* [What to work on] Below are some entries; set them all down exactly.

***** Input for this task

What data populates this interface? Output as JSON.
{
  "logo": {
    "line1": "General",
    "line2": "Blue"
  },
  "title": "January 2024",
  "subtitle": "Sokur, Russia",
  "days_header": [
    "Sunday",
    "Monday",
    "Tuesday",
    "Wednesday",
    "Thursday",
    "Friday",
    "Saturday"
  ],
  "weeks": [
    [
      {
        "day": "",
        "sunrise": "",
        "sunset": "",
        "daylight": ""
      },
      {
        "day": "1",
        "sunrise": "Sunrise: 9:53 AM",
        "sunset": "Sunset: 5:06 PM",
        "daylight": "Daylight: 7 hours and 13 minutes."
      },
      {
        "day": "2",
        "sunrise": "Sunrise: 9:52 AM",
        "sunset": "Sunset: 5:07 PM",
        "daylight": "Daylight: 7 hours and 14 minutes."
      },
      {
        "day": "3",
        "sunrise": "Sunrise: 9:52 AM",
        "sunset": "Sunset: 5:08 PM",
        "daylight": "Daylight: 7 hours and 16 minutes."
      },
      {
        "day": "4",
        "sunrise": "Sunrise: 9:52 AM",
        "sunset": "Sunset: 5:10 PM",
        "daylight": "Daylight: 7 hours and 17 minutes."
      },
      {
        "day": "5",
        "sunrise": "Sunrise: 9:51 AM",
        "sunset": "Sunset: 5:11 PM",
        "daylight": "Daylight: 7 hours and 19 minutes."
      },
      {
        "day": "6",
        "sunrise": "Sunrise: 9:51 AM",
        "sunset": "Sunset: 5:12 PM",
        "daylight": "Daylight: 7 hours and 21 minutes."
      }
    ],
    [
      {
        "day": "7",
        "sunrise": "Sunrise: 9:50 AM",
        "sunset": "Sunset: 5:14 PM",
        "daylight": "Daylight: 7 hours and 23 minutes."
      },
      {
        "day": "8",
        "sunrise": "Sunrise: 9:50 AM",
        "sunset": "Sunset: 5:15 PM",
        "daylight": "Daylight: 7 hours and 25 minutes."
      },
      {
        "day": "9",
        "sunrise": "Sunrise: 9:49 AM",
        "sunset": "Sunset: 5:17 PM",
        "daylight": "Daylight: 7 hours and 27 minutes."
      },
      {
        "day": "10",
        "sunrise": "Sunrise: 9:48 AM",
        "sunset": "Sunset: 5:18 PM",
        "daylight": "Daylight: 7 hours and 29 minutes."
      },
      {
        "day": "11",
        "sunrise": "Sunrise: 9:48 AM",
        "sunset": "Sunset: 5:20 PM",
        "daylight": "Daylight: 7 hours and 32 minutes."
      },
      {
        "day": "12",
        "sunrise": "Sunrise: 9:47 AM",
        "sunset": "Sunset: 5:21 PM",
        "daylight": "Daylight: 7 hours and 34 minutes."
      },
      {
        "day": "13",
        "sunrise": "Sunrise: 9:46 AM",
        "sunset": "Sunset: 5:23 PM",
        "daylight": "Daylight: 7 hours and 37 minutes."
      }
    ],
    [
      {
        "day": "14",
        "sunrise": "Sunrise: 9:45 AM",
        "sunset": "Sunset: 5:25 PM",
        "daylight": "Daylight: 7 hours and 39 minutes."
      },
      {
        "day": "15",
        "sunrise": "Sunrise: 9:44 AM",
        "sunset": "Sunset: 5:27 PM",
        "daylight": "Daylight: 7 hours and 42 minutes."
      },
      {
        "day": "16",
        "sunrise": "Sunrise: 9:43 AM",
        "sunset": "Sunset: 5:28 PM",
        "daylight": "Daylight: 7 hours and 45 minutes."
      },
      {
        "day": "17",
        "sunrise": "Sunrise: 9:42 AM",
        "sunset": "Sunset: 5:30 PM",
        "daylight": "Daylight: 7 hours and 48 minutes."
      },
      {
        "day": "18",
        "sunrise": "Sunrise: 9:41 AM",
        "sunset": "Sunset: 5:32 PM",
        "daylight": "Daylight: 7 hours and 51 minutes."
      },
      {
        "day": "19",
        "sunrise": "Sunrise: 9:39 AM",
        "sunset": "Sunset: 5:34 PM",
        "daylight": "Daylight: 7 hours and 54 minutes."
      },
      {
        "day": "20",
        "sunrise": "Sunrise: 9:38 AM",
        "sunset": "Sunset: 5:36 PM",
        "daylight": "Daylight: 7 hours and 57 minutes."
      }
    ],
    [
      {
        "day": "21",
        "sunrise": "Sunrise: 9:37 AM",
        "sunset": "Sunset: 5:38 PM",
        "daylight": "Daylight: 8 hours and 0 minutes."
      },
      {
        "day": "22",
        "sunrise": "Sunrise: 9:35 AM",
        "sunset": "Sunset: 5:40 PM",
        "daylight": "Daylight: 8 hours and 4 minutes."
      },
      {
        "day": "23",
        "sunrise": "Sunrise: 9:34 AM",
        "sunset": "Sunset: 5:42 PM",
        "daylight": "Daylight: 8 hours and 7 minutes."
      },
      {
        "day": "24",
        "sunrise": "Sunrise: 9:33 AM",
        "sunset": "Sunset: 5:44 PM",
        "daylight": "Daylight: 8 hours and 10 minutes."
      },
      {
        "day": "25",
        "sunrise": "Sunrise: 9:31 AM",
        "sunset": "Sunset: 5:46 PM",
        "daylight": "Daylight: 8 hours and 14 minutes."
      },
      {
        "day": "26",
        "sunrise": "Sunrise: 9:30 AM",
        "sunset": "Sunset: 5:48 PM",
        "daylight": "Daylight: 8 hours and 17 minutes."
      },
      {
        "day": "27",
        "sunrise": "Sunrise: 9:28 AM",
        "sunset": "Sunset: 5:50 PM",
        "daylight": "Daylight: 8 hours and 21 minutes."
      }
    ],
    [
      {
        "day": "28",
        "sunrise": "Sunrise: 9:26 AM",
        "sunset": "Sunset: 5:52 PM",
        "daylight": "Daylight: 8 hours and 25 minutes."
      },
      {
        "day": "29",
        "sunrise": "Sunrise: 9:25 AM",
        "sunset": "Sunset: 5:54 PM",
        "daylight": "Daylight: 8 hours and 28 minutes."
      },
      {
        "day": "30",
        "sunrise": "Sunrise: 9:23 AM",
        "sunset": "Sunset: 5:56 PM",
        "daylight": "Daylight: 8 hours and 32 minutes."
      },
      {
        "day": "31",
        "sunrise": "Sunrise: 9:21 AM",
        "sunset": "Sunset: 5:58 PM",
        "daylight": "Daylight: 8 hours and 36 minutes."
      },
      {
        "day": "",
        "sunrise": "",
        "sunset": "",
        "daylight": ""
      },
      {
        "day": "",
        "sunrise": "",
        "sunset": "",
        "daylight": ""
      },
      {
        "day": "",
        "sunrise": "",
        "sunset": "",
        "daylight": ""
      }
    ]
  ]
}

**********

* [Task answer]
What data populates this interface? Output as JSON.
{
  "logo": {
    "line1": "General",
    "line2": "Blue"
  },
  "title": "January 2024",
  "subtitle": "Sokur, Russia",
  "days_header": [
    "Sunday",
    "Monday",
    "Tuesday",
    "Wednesday",
    "Thursday",
    "Friday",
    "Saturday"
  ],
  "weeks": [
    [
      {
        "day": "",
        "sunrise": "",
        "sunset": "",
        "daylight": ""
      },
      {
        "day": "1",
        "sunrise": "Sunrise: 9:53 AM",
        "sunset": "Sunset: 5:06 PM",
        "daylight": "Daylight: 7 hours and 13 minutes."
      },
      {
        "day": "2",
        "sunrise": "Sunrise: 9:52 AM",
        "sunset": "Sunset: 5:07 PM",
        "daylight": "Daylight: 7 hours and 14 minutes."
      },
      {
        "day": "3",
        "sunrise": "Sunrise: 9:52 AM",
        "sunset": "Sunset: 5:08 PM",
        "daylight": "Daylight: 7 hours and 16 minutes."
      },
      {
        "day": "4",
        "sunrise": "Sunrise: 9:52 AM",
        "sunset": "Sunset: 5:10 PM",
        "daylight": "Daylight: 7 hours and 17 minutes."
      },
      {
        "day": "5",
        "sunrise": "Sunrise: 9:51 AM",
        "sunset": "Sunset: 5:11 PM",
        "daylight": "Daylight: 7 hours and 19 minutes."
      },
      {
        "day": "6",
        "sunrise": "Sunrise: 9:51 AM",
        "sunset": "Sunset: 5:12 PM",
        "daylight": "Daylight: 7 hours and 21 minutes."
      }
    ],
    [
      {
        "day": "7",
        "sunrise": "Sunrise: 9:50 AM",
        "sunset": "Sunset: 5:14 PM",
        "daylight": "Daylight: 7 hours and 23 minutes."
      },
      {
        "day": "8",
        "sunrise": "Sunrise: 9:50 AM",
        "sunset": "Sunset: 5:15 PM",
        "daylight": "Daylight: 7 hours and 25 minutes."
      },
      {
        "day": "9",
        "sunrise": "Sunrise: 9:49 AM",
        "sunset": "Sunset: 5:17 PM",
        "daylight": "Daylight: 7 hours and 27 minutes."
      },
      {
        "day": "10",
        "sunrise": "Sunrise: 9:48 AM",
        "sunset": "Sunset: 5:18 PM",
        "daylight": "Daylight: 7 hours and 29 minutes."
      },
      {
        "day": "11",
        "sunrise": "Sunrise: 9:48 AM",
        "sunset": "Sunset: 5:20 PM",
        "daylight": "Daylight: 7 hours and 32 minutes."
      },
      {
        "day": "12",
        "sunrise": "Sunrise: 9:47 AM",
        "sunset": "Sunset: 5:21 PM",
        "daylight": "Daylight: 7 hours and 34 minutes."
      },
      {
        "day": "13",
        "sunrise": "Sunrise: 9:46 AM",
        "sunset": "Sunset: 5:23 PM",
        "daylight": "Daylight: 7 hours and 37 minutes."
      }
    ],
    [
      {
        "day": "14",
        "sunrise": "Sunrise: 9:45 AM",
        "sunset": "Sunset: 5:25 PM",
        "daylight": "Daylight: 7 hours and 39 minutes."
      },
      {
        "day": "15",
        "sunrise": "Sunrise: 9:44 AM",
        "sunset": "Sunset: 5:27 PM",
        "daylight": "Daylight: 7 hours and 42 minutes."
      },
      {
        "day": "16",
        "sunrise": "Sunrise: 9:43 AM",
        "sunset": "Sunset: 5:28 PM",
        "daylight": "Daylight: 7 hours and 45 minutes."
      },
      {
        "day": "17",
        "sunrise": "Sunrise: 9:42 AM",
        "sunset": "Sunset: 5:30 PM",
        "daylight": "Daylight: 7 hours and 48 minutes."
      },
      {
        "day": "18",
        "sunrise": "Sunrise: 9:41 AM",
        "sunset": "Sunset: 5:32 PM",
        "daylight": "Daylight: 7 hours and 51 minutes."
      },
      {
        "day": "19",
        "sunrise": "Sunrise: 9:39 AM",
        "sunset": "Sunset: 5:34 PM",
        "daylight": "Daylight: 7 hours and 54 minutes."
      },
      {
        "day": "20",
        "sunrise": "Sunrise: 9:38 AM",
        "sunset": "Sunset: 5:36 PM",
        "daylight": "Daylight: 7 hours and 57 minutes."
      }
    ],
    [
      {
        "day": "21",
        "sunrise": "Sunrise: 9:37 AM",
        "sunset": "Sunset: 5:38 PM",
        "daylight": "Daylight: 8 hours and 0 minutes."
      },
      {
        "day": "22",
        "sunrise": "Sunrise: 9:35 AM",
        "sunset": "Sunset: 5:40 PM",
        "daylight": "Daylight: 8 hours and 4 minutes."
      },
      {
        "day": "23",
        "sunrise": "Sunrise: 9:34 AM",
        "sunset": "Sunset: 5:42 PM",
        "daylight": "Daylight: 8 hours and 7 minutes."
      },
      {
        "day": "24",
        "sunrise": "Sunrise: 9:33 AM",
        "sunset": "Sunset: 5:44 PM",
        "daylight": "Daylight: 8 hours and 10 minutes."
      },
      {
        "day": "25",
        "sunrise": "Sunrise: 9:31 AM",
        "sunset": "Sunset: 5:46 PM",
        "daylight": "Daylight: 8 hours and 14 minutes."
      },
      {
        "day": "26",
        "sunrise": "Sunrise: 9:30 AM",
        "sunset": "Sunset: 5:48 PM",
        "daylight": "Daylight: 8 hours and 17 minutes."
      },
      {
        "day": "27",
        "sunrise": "Sunrise: 9:28 AM",
        "sunset": "Sunset: 5:50 PM",
        "daylight": "Daylight: 8 hours and 21 minutes."
      }
    ],
    [
      {
        "day": "28",
        "sunrise": "Sunrise: 9:26 AM",
        "sunset": "Sunset: 5:52 PM",
        "daylight": "Daylight: 8 hours and 25 minutes."
      },
      {
        "day": "29",
        "sunrise": "Sunrise: 9:25 AM",
        "sunset": "Sunset: 5:54 PM",
        "daylight": "Daylight: 8 hours and 28 minutes."
      },
      {
        "day": "30",
        "sunrise": "Sunrise: 9:23 AM",
        "sunset": "Sunset: 5:56 PM",
        "daylight": "Daylight: 8 hours and 32 minutes."
      },
      {
        "day": "31",
        "sunrise": "Sunrise: 9:21 AM",
        "sunset": "Sunset: 5:58 PM",
        "daylight": "Daylight: 8 hours and 36 minutes."
      },
      {
        "day": "",
        "sunrise": "",
        "sunset": "",
        "daylight": ""
      },
      {
        "day": "",
        "sunrise": "",
        "sunset": "",
        "daylight": ""
      },
      {
        "day": "",
        "sunrise": "",
        "sunset": "",
        "daylight": ""
      }
    ]
  ]
}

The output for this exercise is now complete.